Few of us learn how mortgages work before it comes time to apply for one, so it’s difficult to tell fact from fiction when it comes time to get a mortgage yourself. But it’s crucial to understand the details of this vital part of your financial life because your mortgage has wide-ranging impacts on the rest of your finances.
So, what are the critical things to know when you’re taking out a mortgage? And what are some of the misconceptions around this common loan? With a few basic facts, you can gain the understanding you need to make the best possible decisions for yourself and your family.

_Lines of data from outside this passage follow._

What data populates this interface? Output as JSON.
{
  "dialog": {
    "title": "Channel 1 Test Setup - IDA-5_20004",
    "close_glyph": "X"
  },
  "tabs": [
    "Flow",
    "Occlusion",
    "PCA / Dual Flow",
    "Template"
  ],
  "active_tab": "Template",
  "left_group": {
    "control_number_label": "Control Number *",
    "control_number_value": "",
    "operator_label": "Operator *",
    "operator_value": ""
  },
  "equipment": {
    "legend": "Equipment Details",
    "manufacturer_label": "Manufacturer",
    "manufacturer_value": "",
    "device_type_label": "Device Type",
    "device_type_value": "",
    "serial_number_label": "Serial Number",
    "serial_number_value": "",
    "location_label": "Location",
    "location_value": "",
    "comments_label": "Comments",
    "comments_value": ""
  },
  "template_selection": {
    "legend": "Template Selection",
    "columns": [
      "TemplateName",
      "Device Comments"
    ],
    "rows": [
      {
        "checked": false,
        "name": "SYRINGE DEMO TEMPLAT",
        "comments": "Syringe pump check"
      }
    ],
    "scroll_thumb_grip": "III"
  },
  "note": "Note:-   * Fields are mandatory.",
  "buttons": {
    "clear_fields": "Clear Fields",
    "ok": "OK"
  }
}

A mortgage is a type of loan that is used to buy a piece of real estate, typically a home, which is lenders then use as collateral against the loan. That means the house itself is used as a type of insurance in case the borrower defaults on the loan. The lender can take the home to make itself whole if a borrower misses payments on the loan for too long.
There is a lot of old-fashioned advice out there that suggests you should find a home you want to buy and then apply for a mortgage. But in today’s home-buying market, you should actually do the opposite. Buying a home is a competitive prospect in most major metro areas in the U.S., and showing a seller that you have your financing lined up and ready to go could make the difference between a winning bid and a losing one. Plus, you’ll be able to move more quickly and make an offer on a home you like, and you can house-hunt more realistically if you know how much you’ll be able to borrow.

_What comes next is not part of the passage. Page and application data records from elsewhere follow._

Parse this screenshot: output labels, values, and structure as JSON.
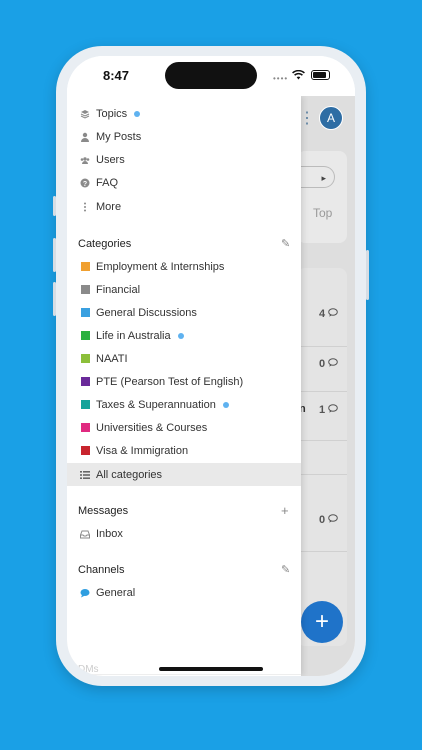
{
  "status": {
    "time": "8:47"
  },
  "background": {
    "avatar_letter": "A",
    "top_label": "Top",
    "pill_arrow": "▸",
    "counts": [
      "4",
      "0",
      "1",
      "0"
    ],
    "cut_label": "n",
    "fab_label": "+"
  },
  "drawer": {
    "nav": [
      {
        "label": "Topics",
        "icon": "layers-icon",
        "unread": true
      },
      {
        "label": "My Posts",
        "icon": "user-icon",
        "unread": false
      },
      {
        "label": "Users",
        "icon": "users-icon",
        "unread": false
      },
      {
        "label": "FAQ",
        "icon": "question-icon",
        "unread": false
      },
      {
        "label": "More",
        "icon": "more-vertical-icon",
        "unread": false
      }
    ],
    "categories_title": "Categories",
    "categories": [
      {
        "label": "Employment & Internships",
        "color": "#f0a030",
        "unread": false
      },
      {
        "label": "Financial",
        "color": "#8a8a8a",
        "unread": false
      },
      {
        "label": "General Discussions",
        "color": "#3aa0e0",
        "unread": false
      },
      {
        "label": "Life in Australia",
        "color": "#2ab040",
        "unread": true
      },
      {
        "label": "NAATI",
        "color": "#8cbf3a",
        "unread": false
      },
      {
        "label": "PTE (Pearson Test of English)",
        "color": "#6a2a9a",
        "unread": false
      },
      {
        "label": "Taxes & Superannuation",
        "color": "#14a39a",
        "unread": true
      },
      {
        "label": "Universities & Courses",
        "color": "#e02a80",
        "unread": false
      },
      {
        "label": "Visa & Immigration",
        "color": "#c8242e",
        "unread": false
      }
    ],
    "all_categories": "All categories",
    "messages_title": "Messages",
    "inbox": "Inbox",
    "channels_title": "Channels",
    "general": "General",
    "dms_title": "DMs",
    "plus": "+",
    "pencil": "✎"
  }
}
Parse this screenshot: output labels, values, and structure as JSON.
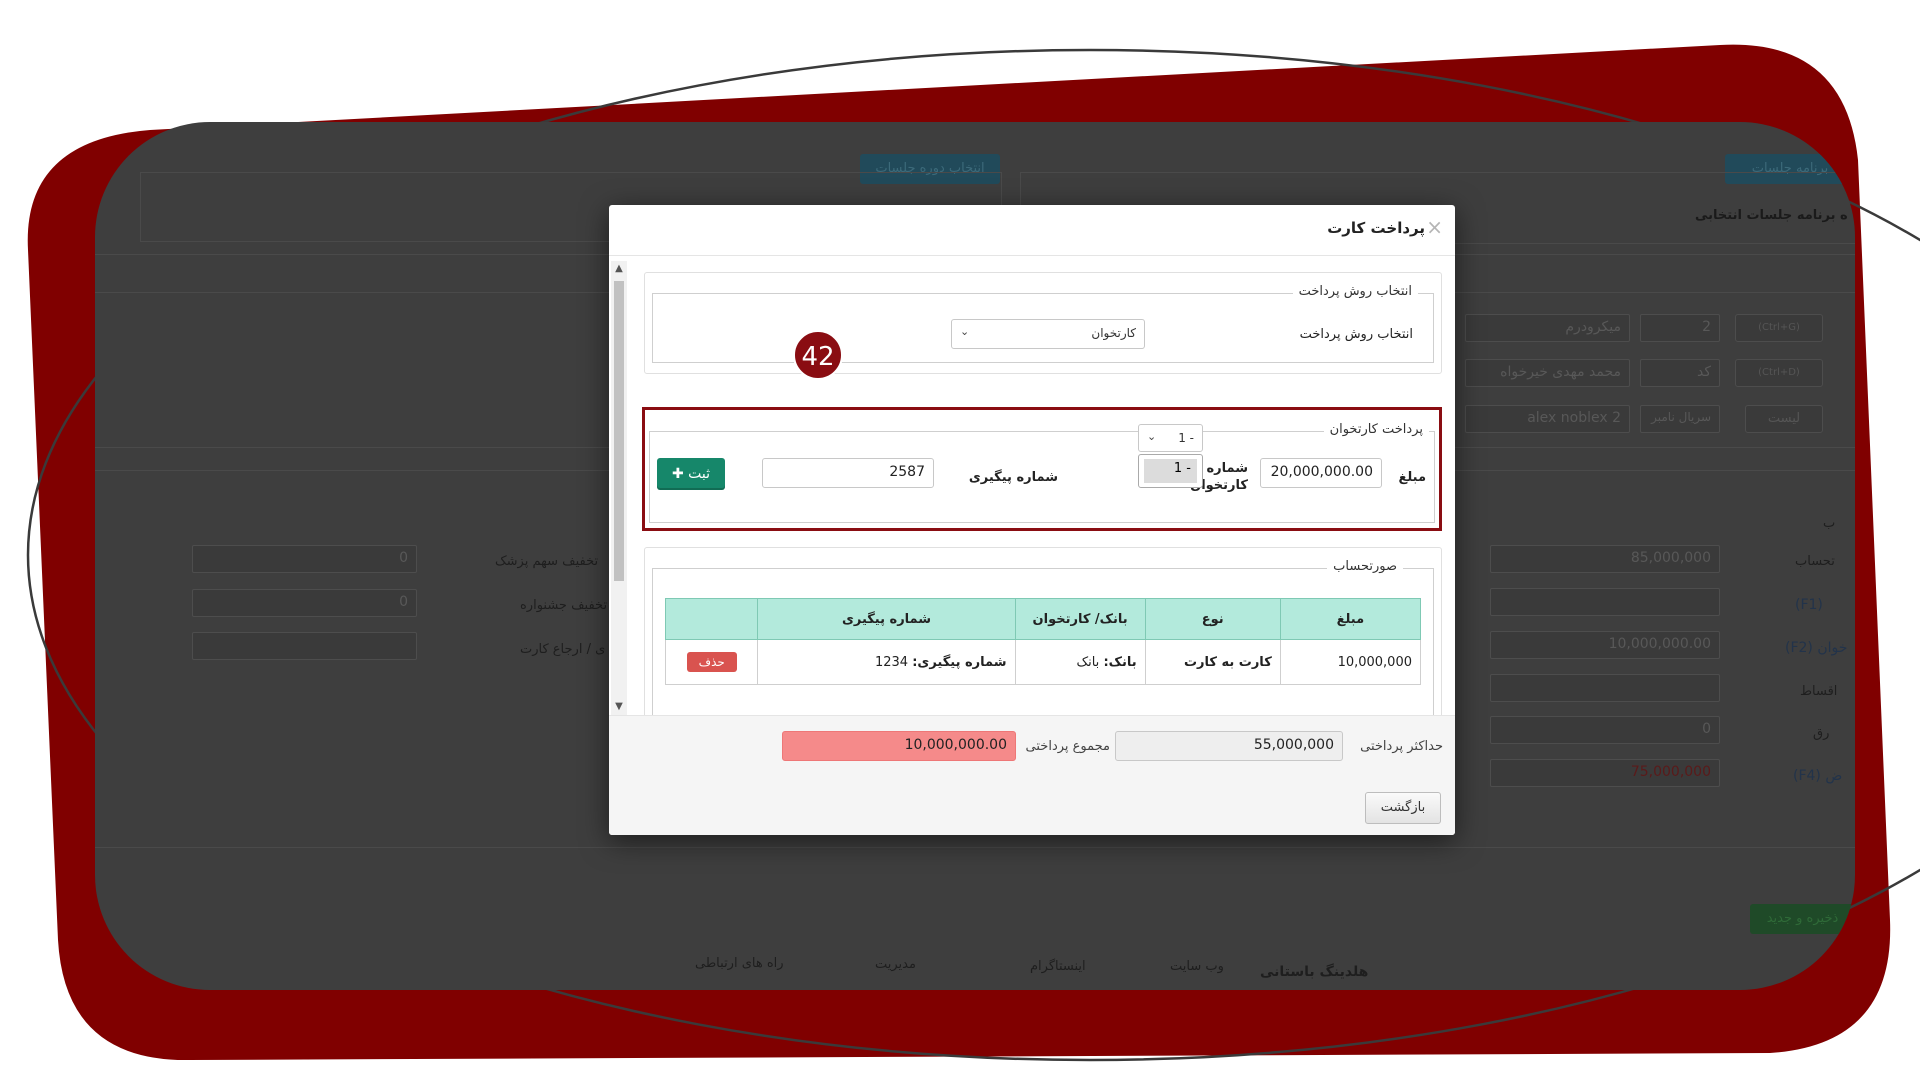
{
  "modal": {
    "title": "پرداخت کارت",
    "close_icon": "×",
    "method_legend": "انتخاب روش پرداخت",
    "method_label": "انتخاب روش پرداخت",
    "method_value": "کارتخوان",
    "pos_legend": "پرداخت کارتخوان",
    "amount_label": "مبلغ",
    "amount_value": "20,000,000.00",
    "terminal_label": "شماره کارتخوان",
    "terminal_value": "1 -",
    "terminal_option": "1 -",
    "tracking_label": "شماره پیگیری",
    "tracking_value": "2587",
    "submit_label": "ثبت",
    "statement_legend": "صورتحساب",
    "table": {
      "headers": [
        "مبلغ",
        "نوع",
        "بانک/ کارتخوان",
        "شماره پیگیری",
        ""
      ],
      "rows": [
        {
          "amount": "10,000,000",
          "type": "کارت به کارت",
          "bank_label": "بانک:",
          "bank_value": "بانک",
          "tracking_label": "شماره پیگیری:",
          "tracking_value": "1234",
          "delete_label": "حذف"
        }
      ]
    },
    "max_payment_label": "حداکثر پرداختی",
    "max_payment_value": "55,000,000",
    "total_payment_label": "مجموع پرداختی",
    "total_payment_value": "10,000,000.00",
    "back_label": "بازگشت"
  },
  "annotation": {
    "step_number": "42",
    "highlight_color": "#8a0d12"
  },
  "background": {
    "top_button_left": "انتخاب دوره جلسات",
    "top_button_right": "برنامه جلسات",
    "session_title": "ه برنامه جلسات انتخابی",
    "row1": {
      "shortcut": "(Ctrl+G)",
      "num": "2",
      "name": "میکرودرم"
    },
    "row2": {
      "shortcut": "(Ctrl+D)",
      "code": "کد",
      "name": "محمد مهدی خیرخواه"
    },
    "row3": {
      "shortcut": "لیست",
      "serial": "سریال نامبر",
      "name": "alex noblex 2"
    },
    "section_label": "ب",
    "left_labels": [
      "تخفیف سهم پزشک",
      "تخفیف جشنواره",
      "ی / ارجاع کارت"
    ],
    "left_values": [
      "0",
      "0",
      ""
    ],
    "right_labels": [
      "تحساب",
      "(F1)",
      "(F2) خوان",
      "اقساط",
      "رق",
      "(F4) ض"
    ],
    "right_values": [
      "85,000,000",
      "",
      "10,000,000.00",
      "",
      "0",
      "75,000,000"
    ],
    "save_button": "ذخیره و جدید",
    "footer": {
      "brand": "هلدینگ باستانی",
      "links": [
        "وب سایت",
        "اینستاگرام",
        "مدیریت",
        "راه های ارتباطی"
      ]
    }
  },
  "colors": {
    "frame": "#800000",
    "accent_green": "#16876a",
    "header_teal": "#b3eadc",
    "total_pink": "#f58a8a"
  }
}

Interest rates fluctuate and many variables impact them, including the political climate and the economy’s overall health. Low-interest rates allow your money to go further and allow you to spend more money on a house because you can apply funds towards the principal balance you’d otherwise use for interest. But you shouldn’t plunge into buying a home just because interest rates are low. Consider your own finances, needs, and goals first. If you buy when everyone else is because rates are low, you could end up paying more overall because of increased competition in the market.
Know the Facts About Down Payments

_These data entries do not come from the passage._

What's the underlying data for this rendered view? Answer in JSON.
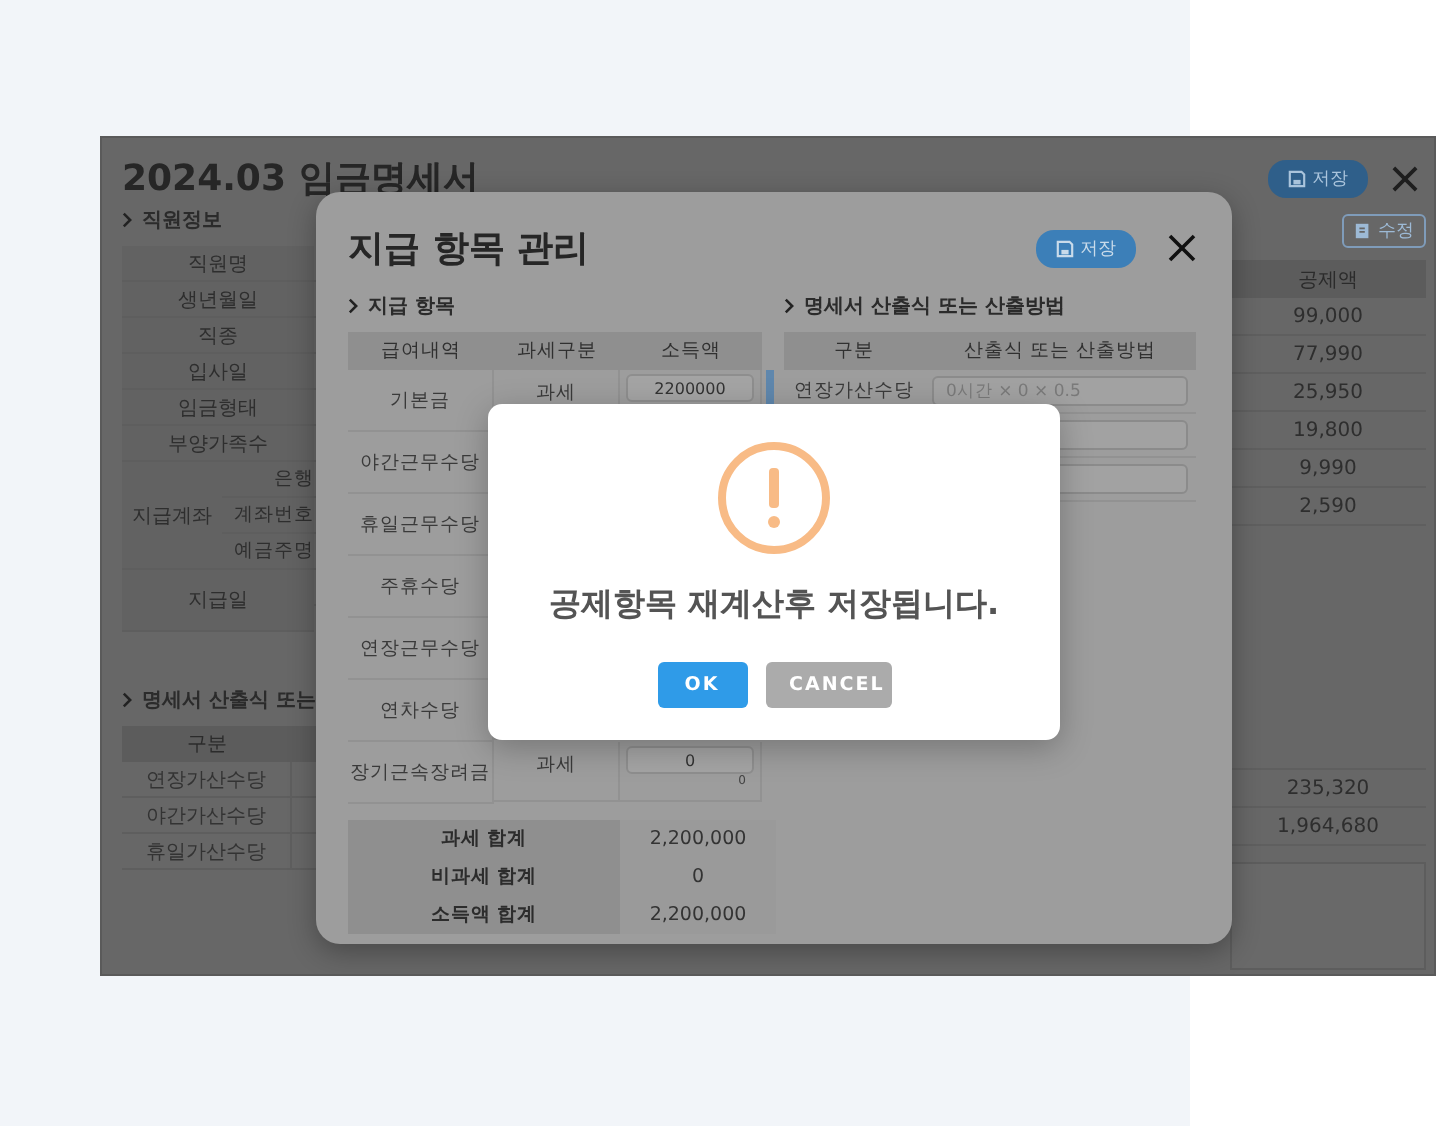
{
  "screen": {
    "title": "2024.03 임금명세서",
    "save_label": "저장",
    "edit_label": "수정",
    "employee_heading": "직원정보",
    "employee_rows": [
      "직원명",
      "생년월일",
      "직종",
      "입사일",
      "임금형태",
      "부양가족수"
    ],
    "account": {
      "label": "지급계좌",
      "parts": [
        "은행",
        "계좌번호",
        "예금주명"
      ]
    },
    "pay_date_label": "지급일",
    "formula_heading": "명세서 산출식 또는",
    "formula_column": "구분",
    "formula_rows": [
      "연장가산수당",
      "야간가산수당",
      "휴일가산수당"
    ],
    "deduction_column": "공제액",
    "deductions": [
      "99,000",
      "77,990",
      "25,950",
      "19,800",
      "9,990",
      "2,590"
    ],
    "totals": [
      "235,320",
      "1,964,680"
    ]
  },
  "modal": {
    "title": "지급 항목 관리",
    "save_label": "저장",
    "pay_heading": "지급 항목",
    "columns": [
      "급여내역",
      "과세구분",
      "소득액"
    ],
    "rows": [
      {
        "name": "기본금",
        "tax": "과세",
        "amount": "2200000"
      },
      {
        "name": "야간근무수당"
      },
      {
        "name": "휴일근무수당"
      },
      {
        "name": "주휴수당"
      },
      {
        "name": "연장근무수당"
      },
      {
        "name": "연차수당"
      },
      {
        "name": "장기근속장려금",
        "tax": "과세",
        "amount": "0",
        "note": "0"
      }
    ],
    "summary": [
      {
        "label": "과세 합계",
        "value": "2,200,000"
      },
      {
        "label": "비과세 합계",
        "value": "0"
      },
      {
        "label": "소득액 합계",
        "value": "2,200,000"
      }
    ],
    "formula_heading": "명세서 산출식 또는 산출방법",
    "formula_columns": [
      "구분",
      "산출식 또는 산출방법"
    ],
    "formula_rows": [
      {
        "name": "연장가산수당",
        "placeholder": "0시간 × 0 × 0.5"
      },
      {},
      {}
    ]
  },
  "alert": {
    "message": "공제항목 재계산후 저장됩니다.",
    "buttons": [
      {
        "label": "OK",
        "kind": "primary"
      },
      {
        "label": "CANCEL",
        "kind": "secondary"
      }
    ]
  }
}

Other outdated advice for homebuyers says that you’re required to pay 20% of the home’s total cost as a down payment when you make the purchase. But that’s simply not true, especially for first-time homebuyers who typically don’t have tens of thousands of dollars in savings. There are many programs available that allow you to put down less money. For example, The Federal Housing Administration can provide you with a mortgage with only 3.5% down if your credit is good enough. Speak to a lender you trust to help you understand exactly what the requirements will be and what you qualify for.
While it’s true that most borrowers choose a 30-year mortgage, that doesn’t necessarily mean that it’s the right choice for you. You can choose a shorter term if you’re comfortable with higher payments, allowing you to pay off your home in 15 or even 10 years. These loans usually come with lower interest rates as well, allowing you to put more money toward the loan’s principal. Again, consider your finances and your individual goals, plus your level of comfort with loans and payments, before deciding on your loan.
Mortgages can be a sticky subject with lots of pieces to understand, but they don’t have to be intimidating or impossible. With a bit of education and some research, you can get a loan that works for you and helps you meet your goals of homeownership.